Households who took part in Council’s Big Wealden Switch 2016 campaign enjoyed an average saving of £279 a year on their domestic energy bills.
Some 198 residents decided to switch their energy accounts after receiving a no obligation offer following iChooser’s auction. The largest energy bill saving was of nearly £1,500 a year, and the combined saving for all those who took part in the Big Wealden Switch was over £55,000 a year. The collective bargaining power of lots of people like you is used by iChooser to get energy companies to try and under-bid one another to provide you with the cheapest tariff.
You can register online by visiting the Wealden District Council website and search for The Big Wealden Switch or key: https://bigcommunityswitch.ichoosr.com/Product/index.rails?utm_medium=web&location=wealden
If you don’t have internet access, register by calling 01323 443322. You will need your annual fuel statement or recent energy bills to complete the process.
iChooser will then contact you by email or letter detailing your personal offer, remember to check your emails after the auction. If you like the offer you can accept and switch to your new supplier which is a fixed price contract for twelve months. As long as you are the bill payer you can take part regardless of tenancy or meter type. On average, switchers tend to save £200-£300.
The next auction will be held May 2017. Call us to register your interest for our next auction.
So far in 2017 there have been seven reported incidents of stolen Land Rovers in Lewes and Wealden. Six have been Land Rover Defenders and one was a Range Rover. On two occasions the stolen vehicles have been found abandoned in Surrey, one of the recovered vehicles was found to have had false plates fitted to it. If you own a Land Rover Defender please be vigilant.
Advice on using mobile phones when driving
It’s illegal to use a hand-held phone or similar device while driving a vehicle, or riding a motorcycle.
The rules are the same if you’re stopped at traffic lights or queuing in traffic.
It’s also illegal to use a hand-held phone or similar device when supervising a learner driver or rider.
You must stay in full control of your vehicle at all times. The police can stop you if they think you’re not in control because you’re distracted.

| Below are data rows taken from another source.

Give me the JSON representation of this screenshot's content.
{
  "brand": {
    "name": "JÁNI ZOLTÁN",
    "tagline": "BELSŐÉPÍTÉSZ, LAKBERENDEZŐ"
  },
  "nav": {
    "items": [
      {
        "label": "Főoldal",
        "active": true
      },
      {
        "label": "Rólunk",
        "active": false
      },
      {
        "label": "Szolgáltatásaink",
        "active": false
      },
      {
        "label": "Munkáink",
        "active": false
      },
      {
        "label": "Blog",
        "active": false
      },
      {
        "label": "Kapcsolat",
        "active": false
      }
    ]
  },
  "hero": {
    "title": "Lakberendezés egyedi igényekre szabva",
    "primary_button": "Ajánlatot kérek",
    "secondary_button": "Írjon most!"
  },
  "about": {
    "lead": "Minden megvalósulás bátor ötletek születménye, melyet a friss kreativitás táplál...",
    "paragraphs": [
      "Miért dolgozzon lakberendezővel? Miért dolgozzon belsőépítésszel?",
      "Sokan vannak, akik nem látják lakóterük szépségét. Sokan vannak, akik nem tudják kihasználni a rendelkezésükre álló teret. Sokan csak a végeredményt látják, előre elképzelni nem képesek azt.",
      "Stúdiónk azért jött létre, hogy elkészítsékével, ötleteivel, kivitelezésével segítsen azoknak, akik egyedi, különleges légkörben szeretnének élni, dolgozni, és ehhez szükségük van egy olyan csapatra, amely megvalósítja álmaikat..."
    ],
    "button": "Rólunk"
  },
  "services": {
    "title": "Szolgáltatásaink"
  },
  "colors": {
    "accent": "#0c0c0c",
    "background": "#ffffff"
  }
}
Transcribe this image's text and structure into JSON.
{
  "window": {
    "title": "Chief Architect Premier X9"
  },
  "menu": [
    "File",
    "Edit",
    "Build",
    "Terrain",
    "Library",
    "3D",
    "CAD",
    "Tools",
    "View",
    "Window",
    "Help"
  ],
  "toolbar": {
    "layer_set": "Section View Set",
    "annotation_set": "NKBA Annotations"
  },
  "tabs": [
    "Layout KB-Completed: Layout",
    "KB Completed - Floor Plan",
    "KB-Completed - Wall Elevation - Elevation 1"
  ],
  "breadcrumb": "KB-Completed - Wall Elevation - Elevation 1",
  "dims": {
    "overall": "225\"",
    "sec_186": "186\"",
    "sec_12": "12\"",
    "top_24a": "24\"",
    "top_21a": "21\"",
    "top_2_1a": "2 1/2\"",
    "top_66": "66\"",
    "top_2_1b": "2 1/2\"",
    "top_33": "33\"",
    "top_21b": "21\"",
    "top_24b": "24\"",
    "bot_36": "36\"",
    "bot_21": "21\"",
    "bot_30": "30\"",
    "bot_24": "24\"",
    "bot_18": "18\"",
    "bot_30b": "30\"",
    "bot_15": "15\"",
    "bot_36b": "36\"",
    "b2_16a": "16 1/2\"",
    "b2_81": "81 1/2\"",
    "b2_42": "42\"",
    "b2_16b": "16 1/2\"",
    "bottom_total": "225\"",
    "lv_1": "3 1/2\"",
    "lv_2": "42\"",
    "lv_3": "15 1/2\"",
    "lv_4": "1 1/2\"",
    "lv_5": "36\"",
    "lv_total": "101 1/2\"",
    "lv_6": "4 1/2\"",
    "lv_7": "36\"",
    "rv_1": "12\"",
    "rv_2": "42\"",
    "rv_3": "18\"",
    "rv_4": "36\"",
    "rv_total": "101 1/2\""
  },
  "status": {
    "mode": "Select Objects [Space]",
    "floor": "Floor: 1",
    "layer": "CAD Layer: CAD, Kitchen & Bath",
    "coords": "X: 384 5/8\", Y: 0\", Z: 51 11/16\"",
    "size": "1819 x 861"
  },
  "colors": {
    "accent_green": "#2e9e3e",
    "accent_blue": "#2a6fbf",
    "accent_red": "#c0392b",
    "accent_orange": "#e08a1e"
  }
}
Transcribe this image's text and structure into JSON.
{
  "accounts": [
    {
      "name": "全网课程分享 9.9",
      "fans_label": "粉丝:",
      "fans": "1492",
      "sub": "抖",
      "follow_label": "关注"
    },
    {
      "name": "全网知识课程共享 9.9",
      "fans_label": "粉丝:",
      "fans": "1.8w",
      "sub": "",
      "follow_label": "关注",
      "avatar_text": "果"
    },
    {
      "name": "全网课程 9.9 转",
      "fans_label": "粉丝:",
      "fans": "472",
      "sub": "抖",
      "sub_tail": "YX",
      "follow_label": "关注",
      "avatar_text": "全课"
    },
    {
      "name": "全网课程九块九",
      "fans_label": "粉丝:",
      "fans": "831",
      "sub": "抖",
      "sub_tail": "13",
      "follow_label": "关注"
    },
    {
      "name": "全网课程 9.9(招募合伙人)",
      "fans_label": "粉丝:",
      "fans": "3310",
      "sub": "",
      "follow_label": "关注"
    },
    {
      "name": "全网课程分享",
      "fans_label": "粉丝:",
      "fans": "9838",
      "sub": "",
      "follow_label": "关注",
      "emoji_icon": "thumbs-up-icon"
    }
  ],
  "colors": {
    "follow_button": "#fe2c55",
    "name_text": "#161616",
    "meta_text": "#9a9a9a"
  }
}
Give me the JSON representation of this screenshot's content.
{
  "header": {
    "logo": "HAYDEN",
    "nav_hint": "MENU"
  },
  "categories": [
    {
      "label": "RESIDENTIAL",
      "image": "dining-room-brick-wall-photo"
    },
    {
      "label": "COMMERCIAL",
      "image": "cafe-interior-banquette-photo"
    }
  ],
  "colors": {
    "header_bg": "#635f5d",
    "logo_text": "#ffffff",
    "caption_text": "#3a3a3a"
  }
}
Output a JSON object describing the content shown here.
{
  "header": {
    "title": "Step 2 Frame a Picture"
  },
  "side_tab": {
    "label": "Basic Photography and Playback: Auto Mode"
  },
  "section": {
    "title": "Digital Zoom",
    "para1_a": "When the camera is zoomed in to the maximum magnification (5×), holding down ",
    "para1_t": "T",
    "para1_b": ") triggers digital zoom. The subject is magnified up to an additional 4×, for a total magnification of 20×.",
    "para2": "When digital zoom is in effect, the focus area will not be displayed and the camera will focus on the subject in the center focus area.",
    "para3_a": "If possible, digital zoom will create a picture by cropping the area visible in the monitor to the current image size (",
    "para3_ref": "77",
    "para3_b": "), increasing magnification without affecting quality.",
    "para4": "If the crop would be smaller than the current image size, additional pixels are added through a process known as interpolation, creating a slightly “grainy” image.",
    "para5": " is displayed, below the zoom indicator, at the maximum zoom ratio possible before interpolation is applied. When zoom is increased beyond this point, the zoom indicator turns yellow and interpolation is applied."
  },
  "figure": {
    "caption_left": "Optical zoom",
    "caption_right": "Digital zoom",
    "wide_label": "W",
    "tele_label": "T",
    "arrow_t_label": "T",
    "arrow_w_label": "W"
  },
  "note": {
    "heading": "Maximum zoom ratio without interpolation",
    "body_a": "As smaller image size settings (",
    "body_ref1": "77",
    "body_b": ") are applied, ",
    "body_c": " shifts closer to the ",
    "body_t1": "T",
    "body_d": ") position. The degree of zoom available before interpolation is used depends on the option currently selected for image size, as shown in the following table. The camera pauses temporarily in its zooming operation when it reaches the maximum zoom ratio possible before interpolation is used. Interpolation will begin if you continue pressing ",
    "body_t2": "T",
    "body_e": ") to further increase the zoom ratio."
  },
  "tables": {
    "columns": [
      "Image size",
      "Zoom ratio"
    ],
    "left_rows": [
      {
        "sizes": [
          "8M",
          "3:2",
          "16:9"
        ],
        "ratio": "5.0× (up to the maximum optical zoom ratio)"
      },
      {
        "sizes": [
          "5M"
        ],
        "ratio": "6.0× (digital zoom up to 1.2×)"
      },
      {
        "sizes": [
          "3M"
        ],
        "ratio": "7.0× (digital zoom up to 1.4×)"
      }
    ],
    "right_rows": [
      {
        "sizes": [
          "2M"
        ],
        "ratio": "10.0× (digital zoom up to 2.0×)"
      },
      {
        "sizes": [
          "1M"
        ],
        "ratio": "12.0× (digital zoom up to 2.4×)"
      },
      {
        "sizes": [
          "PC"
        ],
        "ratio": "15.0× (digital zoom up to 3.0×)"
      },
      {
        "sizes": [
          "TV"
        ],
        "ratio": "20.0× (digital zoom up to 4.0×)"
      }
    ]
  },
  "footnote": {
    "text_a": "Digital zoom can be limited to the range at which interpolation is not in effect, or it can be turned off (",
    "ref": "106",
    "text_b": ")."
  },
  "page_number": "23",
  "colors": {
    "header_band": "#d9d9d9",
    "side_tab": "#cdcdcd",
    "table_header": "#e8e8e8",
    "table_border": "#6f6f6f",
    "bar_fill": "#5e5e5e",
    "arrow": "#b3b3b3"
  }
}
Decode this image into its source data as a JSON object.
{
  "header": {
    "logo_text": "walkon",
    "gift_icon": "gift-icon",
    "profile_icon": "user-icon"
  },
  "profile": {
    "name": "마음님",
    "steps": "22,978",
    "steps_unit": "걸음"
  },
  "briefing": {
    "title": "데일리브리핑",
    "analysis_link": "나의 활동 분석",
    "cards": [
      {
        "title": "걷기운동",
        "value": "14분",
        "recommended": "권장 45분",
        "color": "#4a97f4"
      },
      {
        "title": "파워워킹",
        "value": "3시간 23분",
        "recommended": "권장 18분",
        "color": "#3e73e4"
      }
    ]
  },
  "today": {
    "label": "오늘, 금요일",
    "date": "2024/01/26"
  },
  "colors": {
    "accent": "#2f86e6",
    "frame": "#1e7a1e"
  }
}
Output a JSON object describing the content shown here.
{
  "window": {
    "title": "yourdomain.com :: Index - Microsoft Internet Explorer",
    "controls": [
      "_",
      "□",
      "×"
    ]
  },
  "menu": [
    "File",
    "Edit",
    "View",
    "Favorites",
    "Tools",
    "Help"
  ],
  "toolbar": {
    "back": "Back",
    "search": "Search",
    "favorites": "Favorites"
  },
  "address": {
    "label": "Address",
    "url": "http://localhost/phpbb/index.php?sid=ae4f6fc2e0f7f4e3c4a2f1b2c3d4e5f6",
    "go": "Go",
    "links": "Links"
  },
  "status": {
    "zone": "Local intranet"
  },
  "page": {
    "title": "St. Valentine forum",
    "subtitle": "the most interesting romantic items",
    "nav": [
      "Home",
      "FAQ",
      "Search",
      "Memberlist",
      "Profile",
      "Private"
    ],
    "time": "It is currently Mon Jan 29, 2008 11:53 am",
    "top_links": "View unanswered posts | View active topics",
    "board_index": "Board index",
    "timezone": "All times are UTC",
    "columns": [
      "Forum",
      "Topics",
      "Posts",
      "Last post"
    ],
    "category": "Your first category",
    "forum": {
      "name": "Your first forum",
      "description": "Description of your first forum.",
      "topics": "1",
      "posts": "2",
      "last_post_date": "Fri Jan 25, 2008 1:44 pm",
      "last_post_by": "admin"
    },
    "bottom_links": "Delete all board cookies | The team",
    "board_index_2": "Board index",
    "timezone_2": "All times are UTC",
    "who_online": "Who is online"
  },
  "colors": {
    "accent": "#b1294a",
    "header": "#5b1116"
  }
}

This includes if you’re using devices like your sat nav or car radio.
When you can use a phone in your vehicle
If you’re the driver, you can only use your phone in a vehicle if you:
- need to call 999 or 112 in an emergency and it’s unsafe or impractical to stop
- are safely parked
You could get 6 penalty points on your licence and a fine of £200. Your case could also go to court and you could be disqualified from driving or riding and get a maximum fine of £1,000. Drivers of buses or goods vehicles could get a maximum fine of £2,500.
The Parish Council office will be closed for Easter for the week commencing Monday 10 April 2017.